Study finds sack lunches aren't kept cold enough
Think that turkey sandwich you packed for your kid's lunch will be at a safe temperature -- free from food-borne illness -- when he sits down to eat it? Maybe not. A study finds that few sack lunches are kept at proper temperatures until lunch time.
The study, released in the journal Pediatrics, looked at temperatures of 705 lunches containing at least one perishable item belonging to 3- to 5-year-olds. Food was removed from containers and temperatures were measured by a temperature gun about an hour and a half before the lunches were served.
What researchers found wasn't good: Only 1.6 percent of 1,361 perishable items were found to be in a safe temperature range. Broken down, 97.4 percent of meats, 99 percent of dairy items and 95.8 percent of vegetables weren't at an acceptable temperature.
About 45 percent of the lunches had one ice pack and about 39 percent had no ice packs. Even having an ice pack didn't guarantee the food would be well chilled. Among 618 perishable items that contained one pack, only 14 of them were at an acceptable temperature range.
Most lunches -- about 91 percent -- were packed in thermally insulated plastic bags.
So what's a parent to do? Putting lunches in well-insulated lunch bags with cold packs surrounding perishable foods is a good place to start. Packing lunches with foods that are less likely to cause food-borne illnesses, such as applesauce cups or trail mix, is another good idea.
-- Los Angeles Times
Crew simulating flight to Mars is exhausted
Six men who have been isolated together since June 2010 in a simulated mission to Mars are reaching their mental limits, with only two months left to go in the experiment, researchers said last week. The crew of three Russians, one Italian, a Chinese national and a Frenchman are in a simulator trying to simulate 520 days in space, the length of time scientists estimate would be needed for a round trip to the red planet.

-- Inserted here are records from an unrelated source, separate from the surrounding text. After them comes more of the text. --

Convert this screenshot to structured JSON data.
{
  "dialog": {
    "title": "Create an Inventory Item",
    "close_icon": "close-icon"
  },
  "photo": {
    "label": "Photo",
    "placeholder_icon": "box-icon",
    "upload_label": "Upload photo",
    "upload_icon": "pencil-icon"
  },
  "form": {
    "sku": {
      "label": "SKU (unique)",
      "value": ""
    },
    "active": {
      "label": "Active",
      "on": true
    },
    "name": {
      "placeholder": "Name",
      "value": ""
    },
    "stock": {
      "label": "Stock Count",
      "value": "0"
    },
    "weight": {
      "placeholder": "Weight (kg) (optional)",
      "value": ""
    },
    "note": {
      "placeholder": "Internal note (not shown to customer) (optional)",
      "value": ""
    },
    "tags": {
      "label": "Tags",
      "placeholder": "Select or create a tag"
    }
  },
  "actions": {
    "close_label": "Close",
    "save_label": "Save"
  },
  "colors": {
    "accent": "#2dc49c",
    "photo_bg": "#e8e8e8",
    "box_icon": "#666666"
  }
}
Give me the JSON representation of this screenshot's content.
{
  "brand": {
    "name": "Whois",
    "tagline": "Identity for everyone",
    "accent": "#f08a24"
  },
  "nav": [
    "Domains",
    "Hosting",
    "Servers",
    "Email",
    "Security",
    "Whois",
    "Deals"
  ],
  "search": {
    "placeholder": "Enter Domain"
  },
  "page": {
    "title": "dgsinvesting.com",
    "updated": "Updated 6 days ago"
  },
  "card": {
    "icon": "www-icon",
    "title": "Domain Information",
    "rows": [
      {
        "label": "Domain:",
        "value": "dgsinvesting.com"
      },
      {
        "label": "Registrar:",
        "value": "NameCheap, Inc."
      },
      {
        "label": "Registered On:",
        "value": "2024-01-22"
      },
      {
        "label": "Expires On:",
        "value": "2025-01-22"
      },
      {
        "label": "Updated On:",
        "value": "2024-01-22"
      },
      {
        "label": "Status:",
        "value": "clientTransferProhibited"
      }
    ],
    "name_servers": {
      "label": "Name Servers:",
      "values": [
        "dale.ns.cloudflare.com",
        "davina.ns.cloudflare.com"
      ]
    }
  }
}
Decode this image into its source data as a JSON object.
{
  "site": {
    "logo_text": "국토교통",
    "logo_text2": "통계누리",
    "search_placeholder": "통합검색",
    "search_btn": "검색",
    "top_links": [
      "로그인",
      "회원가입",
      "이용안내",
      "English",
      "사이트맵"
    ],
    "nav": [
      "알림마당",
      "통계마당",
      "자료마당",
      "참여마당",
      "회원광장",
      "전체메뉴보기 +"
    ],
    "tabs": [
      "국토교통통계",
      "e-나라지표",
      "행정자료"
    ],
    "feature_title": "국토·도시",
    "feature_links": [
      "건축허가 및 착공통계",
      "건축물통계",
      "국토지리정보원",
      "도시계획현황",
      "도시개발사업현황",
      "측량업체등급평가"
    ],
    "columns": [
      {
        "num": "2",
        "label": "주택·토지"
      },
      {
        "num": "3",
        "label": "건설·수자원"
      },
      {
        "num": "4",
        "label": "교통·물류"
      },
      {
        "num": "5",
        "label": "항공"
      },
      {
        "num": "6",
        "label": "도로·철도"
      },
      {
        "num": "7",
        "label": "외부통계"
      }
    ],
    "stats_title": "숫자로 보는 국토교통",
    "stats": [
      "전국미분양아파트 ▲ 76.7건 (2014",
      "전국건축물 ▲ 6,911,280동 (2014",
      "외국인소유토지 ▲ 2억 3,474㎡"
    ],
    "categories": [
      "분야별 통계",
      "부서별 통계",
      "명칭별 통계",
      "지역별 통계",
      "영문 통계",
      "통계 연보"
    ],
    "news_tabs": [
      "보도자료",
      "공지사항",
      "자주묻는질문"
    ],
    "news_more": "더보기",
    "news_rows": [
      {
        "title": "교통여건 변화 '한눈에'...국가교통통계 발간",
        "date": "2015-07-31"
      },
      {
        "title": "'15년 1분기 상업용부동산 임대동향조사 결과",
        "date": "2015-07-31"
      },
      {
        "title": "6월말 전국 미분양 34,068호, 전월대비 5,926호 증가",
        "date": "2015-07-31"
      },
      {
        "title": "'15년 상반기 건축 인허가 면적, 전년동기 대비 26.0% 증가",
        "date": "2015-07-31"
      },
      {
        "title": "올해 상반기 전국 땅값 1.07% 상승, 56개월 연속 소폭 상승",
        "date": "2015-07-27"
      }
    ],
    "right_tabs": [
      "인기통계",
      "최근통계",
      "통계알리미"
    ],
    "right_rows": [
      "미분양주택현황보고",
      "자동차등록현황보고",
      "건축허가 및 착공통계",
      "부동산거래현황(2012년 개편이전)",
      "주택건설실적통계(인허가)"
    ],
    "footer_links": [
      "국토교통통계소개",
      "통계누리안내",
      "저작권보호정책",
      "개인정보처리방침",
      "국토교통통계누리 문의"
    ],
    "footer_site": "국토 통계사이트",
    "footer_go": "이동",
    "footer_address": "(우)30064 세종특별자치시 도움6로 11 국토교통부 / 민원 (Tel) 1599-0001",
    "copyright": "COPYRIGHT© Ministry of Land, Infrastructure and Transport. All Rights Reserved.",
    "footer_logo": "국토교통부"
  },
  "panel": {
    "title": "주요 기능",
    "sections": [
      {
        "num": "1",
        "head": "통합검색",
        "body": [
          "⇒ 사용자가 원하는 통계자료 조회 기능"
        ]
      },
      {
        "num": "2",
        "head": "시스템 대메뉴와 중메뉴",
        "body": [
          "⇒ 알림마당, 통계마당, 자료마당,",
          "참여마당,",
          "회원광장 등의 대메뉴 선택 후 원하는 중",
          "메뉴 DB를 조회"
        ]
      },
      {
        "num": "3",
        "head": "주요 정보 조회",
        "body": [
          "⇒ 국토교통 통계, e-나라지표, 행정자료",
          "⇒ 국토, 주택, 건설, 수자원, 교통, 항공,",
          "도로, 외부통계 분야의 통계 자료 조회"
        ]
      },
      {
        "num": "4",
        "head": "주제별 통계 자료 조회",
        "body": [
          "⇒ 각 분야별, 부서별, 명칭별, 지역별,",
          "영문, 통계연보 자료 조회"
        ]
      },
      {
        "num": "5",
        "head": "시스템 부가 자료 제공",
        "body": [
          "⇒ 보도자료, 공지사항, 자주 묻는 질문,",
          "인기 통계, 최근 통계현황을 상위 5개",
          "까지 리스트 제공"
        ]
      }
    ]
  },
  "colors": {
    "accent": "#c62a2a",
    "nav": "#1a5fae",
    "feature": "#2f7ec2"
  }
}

The men are "mentally drained" after their experience in a container in Moscow, project manager Yevgeni Dyomin told the Interfax news agency.
"The impatience is huge," Peter Graef of DLR, the German space agency, told the German Press Agency dpa. "The men want to finally see their families and the sun again."
But Dyomin said the men are determined to push through until the project ends in November. The men's activities are documented round the clock by cameras to see whether they manage to complete the 105 research assignments with which they have been tasked.
Watchers are keeping an ever-closer eye on the men now as they reach their exhaustion points. "Most experiments have been completed and the level of work has dipped off, which means the stay in a bare environment is getting even more monotonous," said Graef.
-- McClatchy Newspapers